According to newly published research, stress raises levels of leptin and ghrelin, two hormones responsible for regulating appetite. Specifically, ghrelin (“the hunger hormone”) fuels the desire to eat, while leptin (“the satiety hormone”) tells the body to stop consuming food when we become full. An imbalance in these two hormones can lead to weight gain and obesity.
In this study, 50 women completed three appointments that were scheduled at least two weeks apart. At all three of these visits, they arrived after fasting and ate a standardized breakfast and lunch provided by researchers. They then had their blood drawn 45 minutes after each meal. Finally, they completed questionnaires that explored stressors in their lives.
The results showed that women who experienced more stressors involving interpersonal tension had greater ghrelin and lower leptin levels than those who had fewer such stressors. In other words, their bodies were sending lots of “I’m hungry” signals, but not nearly as many “I’m full” signals. The possible end result—weight gain.
Additionally, the women with many interpersonal stressors also ate diets higher in calories, fat, carbohydrates, protein, sugar, sodium and fiber.
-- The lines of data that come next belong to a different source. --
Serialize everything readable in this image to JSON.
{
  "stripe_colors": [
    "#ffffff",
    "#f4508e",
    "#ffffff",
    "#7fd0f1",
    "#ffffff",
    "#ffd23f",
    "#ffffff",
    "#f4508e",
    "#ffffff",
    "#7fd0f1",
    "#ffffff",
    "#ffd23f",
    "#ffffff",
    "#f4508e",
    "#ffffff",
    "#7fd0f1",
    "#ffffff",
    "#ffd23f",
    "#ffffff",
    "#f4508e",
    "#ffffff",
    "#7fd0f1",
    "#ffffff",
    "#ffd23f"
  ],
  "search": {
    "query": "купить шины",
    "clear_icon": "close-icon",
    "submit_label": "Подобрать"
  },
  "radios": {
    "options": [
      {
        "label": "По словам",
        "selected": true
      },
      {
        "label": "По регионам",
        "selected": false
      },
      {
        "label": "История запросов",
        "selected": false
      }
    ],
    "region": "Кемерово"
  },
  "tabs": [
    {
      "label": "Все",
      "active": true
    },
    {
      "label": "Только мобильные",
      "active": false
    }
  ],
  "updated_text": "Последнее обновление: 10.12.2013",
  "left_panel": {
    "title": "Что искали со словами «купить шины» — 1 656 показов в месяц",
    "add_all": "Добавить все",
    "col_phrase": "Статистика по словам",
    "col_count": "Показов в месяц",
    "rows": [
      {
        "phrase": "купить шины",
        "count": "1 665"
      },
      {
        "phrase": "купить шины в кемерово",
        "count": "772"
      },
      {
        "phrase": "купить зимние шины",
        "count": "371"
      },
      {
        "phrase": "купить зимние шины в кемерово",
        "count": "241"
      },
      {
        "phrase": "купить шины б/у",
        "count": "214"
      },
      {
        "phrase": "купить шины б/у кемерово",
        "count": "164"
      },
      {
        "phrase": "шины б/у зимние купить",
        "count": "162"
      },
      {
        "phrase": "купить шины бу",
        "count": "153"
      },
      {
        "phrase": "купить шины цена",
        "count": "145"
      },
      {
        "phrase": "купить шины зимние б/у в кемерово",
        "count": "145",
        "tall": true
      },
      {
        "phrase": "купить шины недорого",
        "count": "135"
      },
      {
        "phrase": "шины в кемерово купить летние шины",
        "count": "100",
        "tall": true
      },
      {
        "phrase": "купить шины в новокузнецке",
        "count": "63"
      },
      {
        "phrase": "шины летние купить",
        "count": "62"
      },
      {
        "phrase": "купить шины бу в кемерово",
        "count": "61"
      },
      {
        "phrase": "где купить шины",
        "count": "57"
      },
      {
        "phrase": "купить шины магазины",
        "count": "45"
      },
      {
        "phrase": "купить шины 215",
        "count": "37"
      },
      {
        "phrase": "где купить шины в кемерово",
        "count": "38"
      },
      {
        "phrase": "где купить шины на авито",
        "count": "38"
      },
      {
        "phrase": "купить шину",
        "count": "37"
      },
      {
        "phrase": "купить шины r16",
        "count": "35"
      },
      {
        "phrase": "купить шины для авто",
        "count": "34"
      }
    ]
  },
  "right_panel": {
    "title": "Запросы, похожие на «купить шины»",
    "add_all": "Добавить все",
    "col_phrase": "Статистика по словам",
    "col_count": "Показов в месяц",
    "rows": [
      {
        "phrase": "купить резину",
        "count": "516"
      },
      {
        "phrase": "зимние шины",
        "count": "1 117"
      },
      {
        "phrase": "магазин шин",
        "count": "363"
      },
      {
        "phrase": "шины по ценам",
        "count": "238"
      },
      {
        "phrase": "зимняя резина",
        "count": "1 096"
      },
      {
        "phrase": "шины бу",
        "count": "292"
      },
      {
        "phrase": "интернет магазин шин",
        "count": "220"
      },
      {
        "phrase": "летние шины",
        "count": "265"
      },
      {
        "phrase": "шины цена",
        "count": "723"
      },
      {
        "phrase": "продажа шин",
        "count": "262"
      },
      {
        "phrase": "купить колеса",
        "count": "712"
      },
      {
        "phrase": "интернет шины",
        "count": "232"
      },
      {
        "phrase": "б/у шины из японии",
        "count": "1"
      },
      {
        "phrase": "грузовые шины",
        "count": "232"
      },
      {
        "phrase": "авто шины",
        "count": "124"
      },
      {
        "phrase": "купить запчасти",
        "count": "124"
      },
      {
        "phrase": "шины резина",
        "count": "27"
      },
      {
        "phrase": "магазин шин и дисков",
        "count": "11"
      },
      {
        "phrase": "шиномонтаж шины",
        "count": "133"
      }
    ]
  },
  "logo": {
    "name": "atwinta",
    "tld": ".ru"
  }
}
The researchers concluded, “Ghrelin and leptin may link daily interpersonal stressors to weight gain and obesity.”
Jaremka LM, et al. Psychoneuroendocrinology. 2014 Oct;48:178-88.